▶ **Supplied data**
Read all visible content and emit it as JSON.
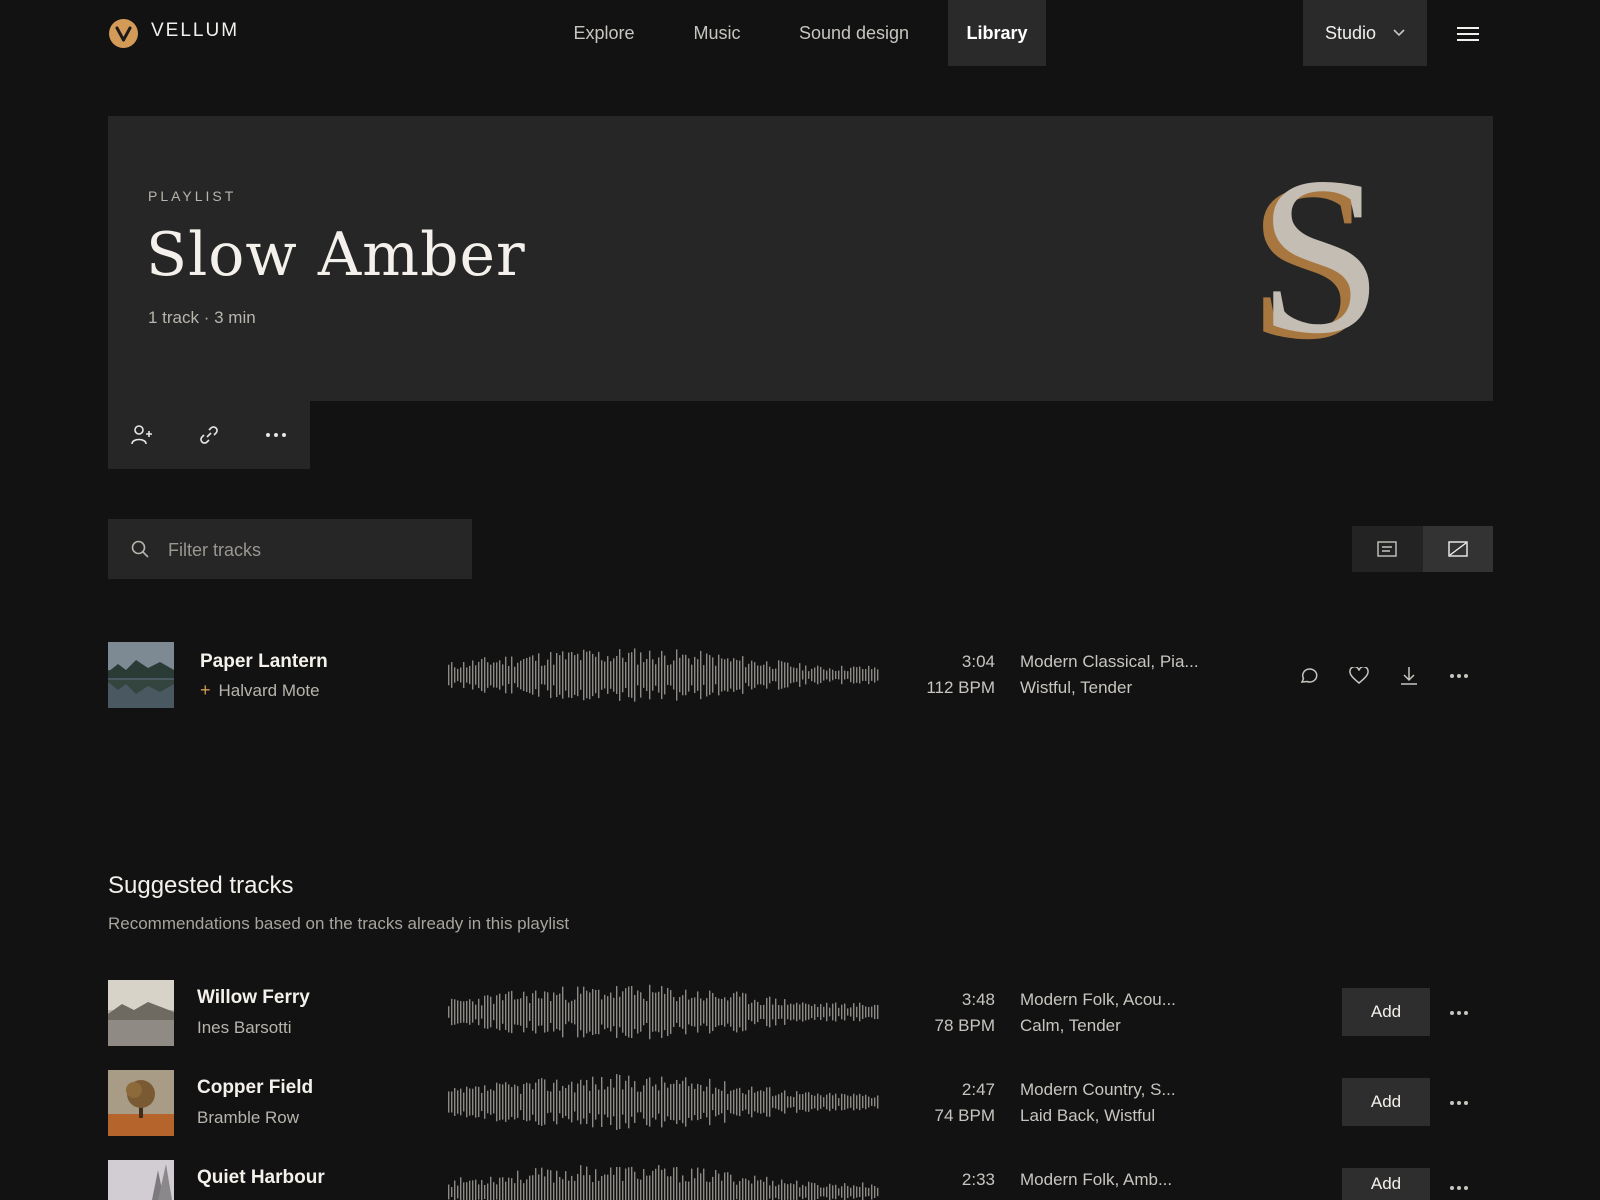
{
  "header": {
    "brand": "VELLUM",
    "nav": [
      "Explore",
      "Music",
      "Sound design",
      "Library"
    ],
    "active_nav": "Library",
    "studio_label": "Studio"
  },
  "hero": {
    "eyebrow": "PLAYLIST",
    "title": "Slow Amber",
    "meta": "1 track · 3 min",
    "monogram": "S"
  },
  "filter": {
    "placeholder": "Filter tracks"
  },
  "playlist_tracks": [
    {
      "title": "Paper Lantern",
      "artist": "Halvard Mote",
      "duration": "3:04",
      "bpm": "112 BPM",
      "genres": "Modern Classical, Pia...",
      "moods": "Wistful, Tender"
    }
  ],
  "suggested": {
    "title": "Suggested tracks",
    "subtitle": "Recommendations based on the tracks already in this playlist",
    "add_label": "Add",
    "tracks": [
      {
        "title": "Willow Ferry",
        "artist": "Ines Barsotti",
        "duration": "3:48",
        "bpm": "78 BPM",
        "genres": "Modern Folk, Acou...",
        "moods": "Calm, Tender"
      },
      {
        "title": "Copper Field",
        "artist": "Bramble Row",
        "duration": "2:47",
        "bpm": "74 BPM",
        "genres": "Modern Country, S...",
        "moods": "Laid Back, Wistful"
      },
      {
        "title": "Quiet Harbour",
        "artist": "",
        "duration": "2:33",
        "bpm": "",
        "genres": "Modern Folk, Amb...",
        "moods": ""
      }
    ]
  },
  "colors": {
    "accent": "#d49a58",
    "background": "#121212",
    "panel": "#262626"
  }
}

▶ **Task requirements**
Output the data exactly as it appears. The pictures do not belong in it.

▶ **Result for this task**
Read all visible content and emit it as JSON.
{
  "header": {
    "brand": "VELLUM",
    "nav": [
      "Explore",
      "Music",
      "Sound design",
      "Library"
    ],
    "active_nav": "Library",
    "studio_label": "Studio"
  },
  "hero": {
    "eyebrow": "PLAYLIST",
    "title": "Slow Amber",
    "meta": "1 track · 3 min",
    "monogram": "S"
  },
  "filter": {
    "placeholder": "Filter tracks"
  },
  "playlist_tracks": [
    {
      "title": "Paper Lantern",
      "artist": "Halvard Mote",
      "duration": "3:04",
      "bpm": "112 BPM",
      "genres": "Modern Classical, Pia...",
      "moods": "Wistful, Tender"
    }
  ],
  "suggested": {
    "title": "Suggested tracks",
    "subtitle": "Recommendations based on the tracks already in this playlist",
    "add_label": "Add",
    "tracks": [
      {
        "title": "Willow Ferry",
        "artist": "Ines Barsotti",
        "duration": "3:48",
        "bpm": "78 BPM",
        "genres": "Modern Folk, Acou...",
        "moods": "Calm, Tender"
      },
      {
        "title": "Copper Field",
        "artist": "Bramble Row",
        "duration": "2:47",
        "bpm": "74 BPM",
        "genres": "Modern Country, S...",
        "moods": "Laid Back, Wistful"
      },
      {
        "title": "Quiet Harbour",
        "artist": "",
        "duration": "2:33",
        "bpm": "",
        "genres": "Modern Folk, Amb...",
        "moods": ""
      }
    ]
  },
  "colors": {
    "accent": "#d49a58",
    "background": "#121212",
    "panel": "#262626"
  }
}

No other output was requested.